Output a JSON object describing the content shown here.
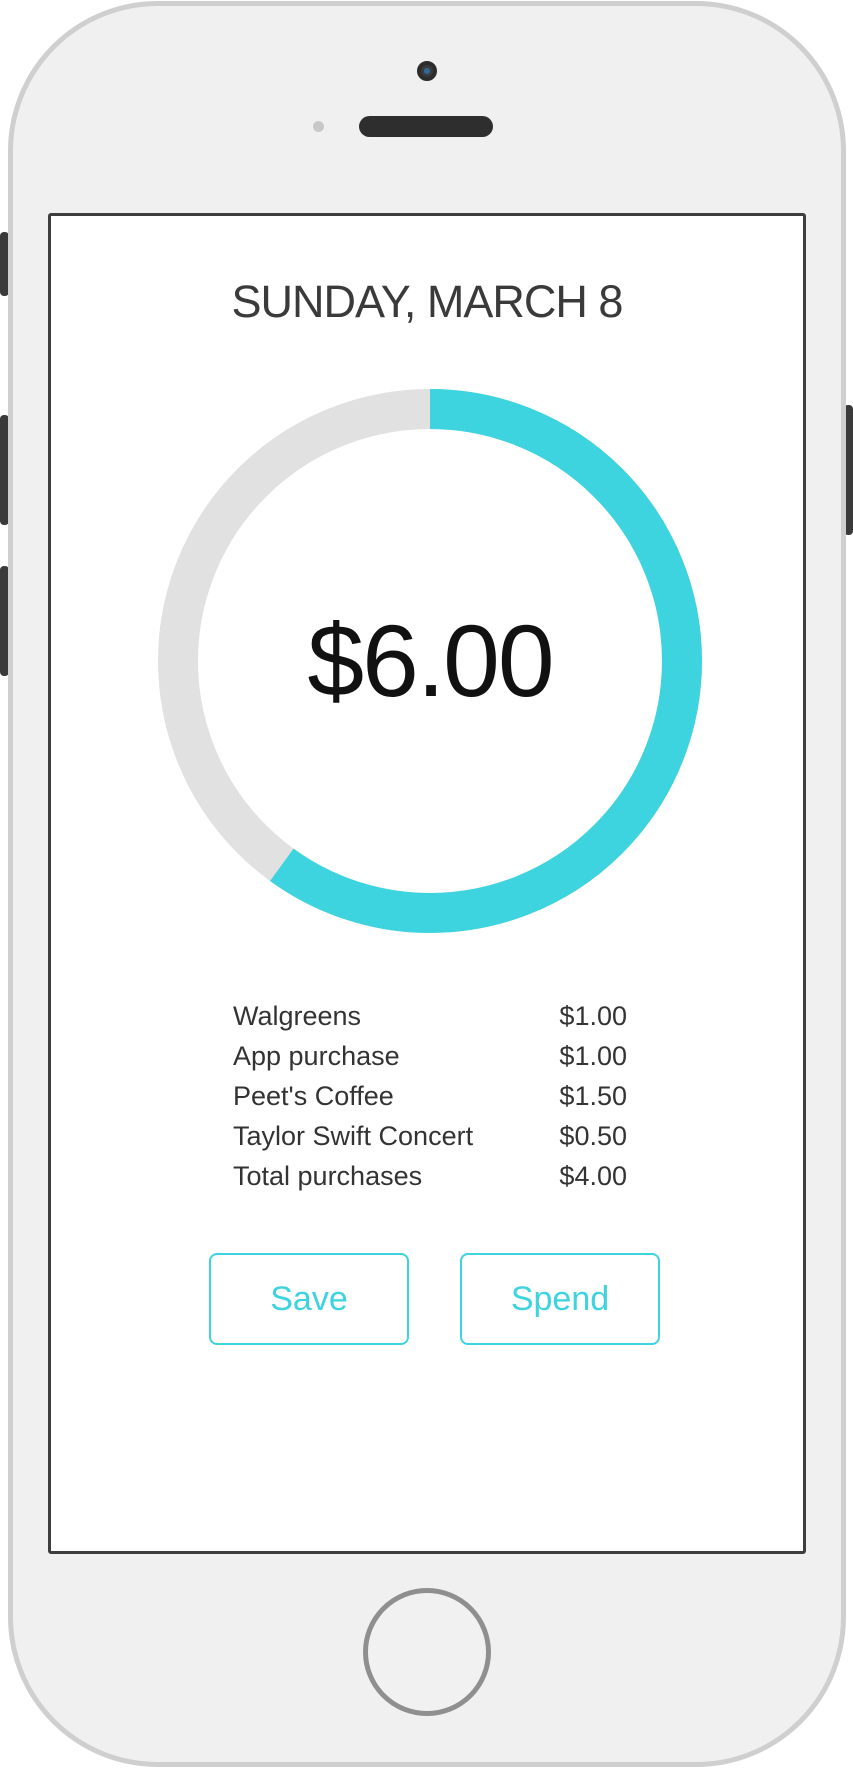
{
  "header": {
    "date": "SUNDAY, MARCH 8"
  },
  "balance": {
    "amount": "$6.00",
    "ring_progress": 0.6,
    "ring_color": "#3dd3df",
    "ring_track_color": "#e1e1e1"
  },
  "purchases": [
    {
      "name": "Walgreens",
      "amount": "$1.00"
    },
    {
      "name": "App purchase",
      "amount": "$1.00"
    },
    {
      "name": "Peet's Coffee",
      "amount": "$1.50"
    },
    {
      "name": "Taylor Swift Concert",
      "amount": "$0.50"
    },
    {
      "name": "Total purchases",
      "amount": "$4.00"
    }
  ],
  "actions": {
    "save_label": "Save",
    "spend_label": "Spend"
  },
  "colors": {
    "accent": "#3dd3df",
    "text": "#333333"
  }
}
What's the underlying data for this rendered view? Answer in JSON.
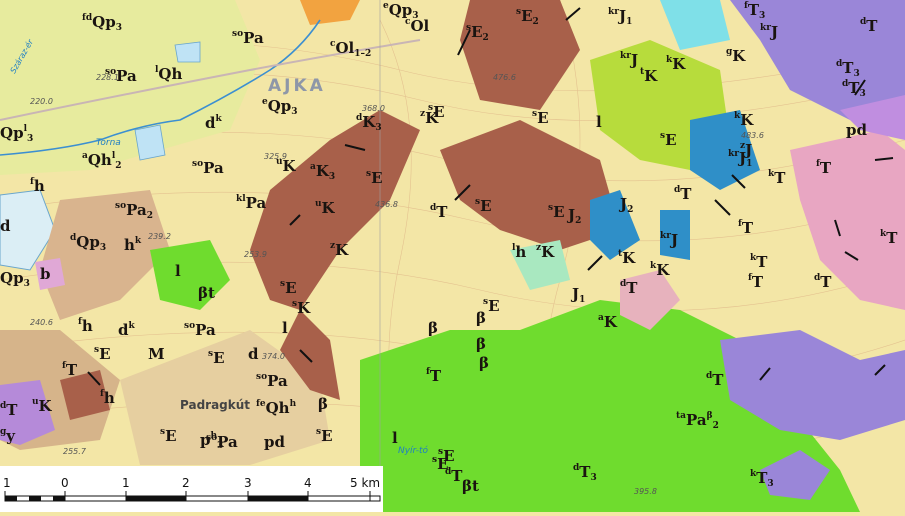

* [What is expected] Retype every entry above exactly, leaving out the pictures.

* [Answer for the task]
Output a JSON object describing the content shown here.
{
  "header": {
    "date": "SUNDAY, MARCH 8"
  },
  "balance": {
    "amount": "$6.00",
    "ring_progress": 0.6,
    "ring_color": "#3dd3df",
    "ring_track_color": "#e1e1e1"
  },
  "purchases": [
    {
      "name": "Walgreens",
      "amount": "$1.00"
    },
    {
      "name": "App purchase",
      "amount": "$1.00"
    },
    {
      "name": "Peet's Coffee",
      "amount": "$1.50"
    },
    {
      "name": "Taylor Swift Concert",
      "amount": "$0.50"
    },
    {
      "name": "Total purchases",
      "amount": "$4.00"
    }
  ],
  "actions": {
    "save_label": "Save",
    "spend_label": "Spend"
  },
  "colors": {
    "accent": "#3dd3df",
    "text": "#333333"
  }
}
What's the underlying data for this rendered view? Answer in JSON.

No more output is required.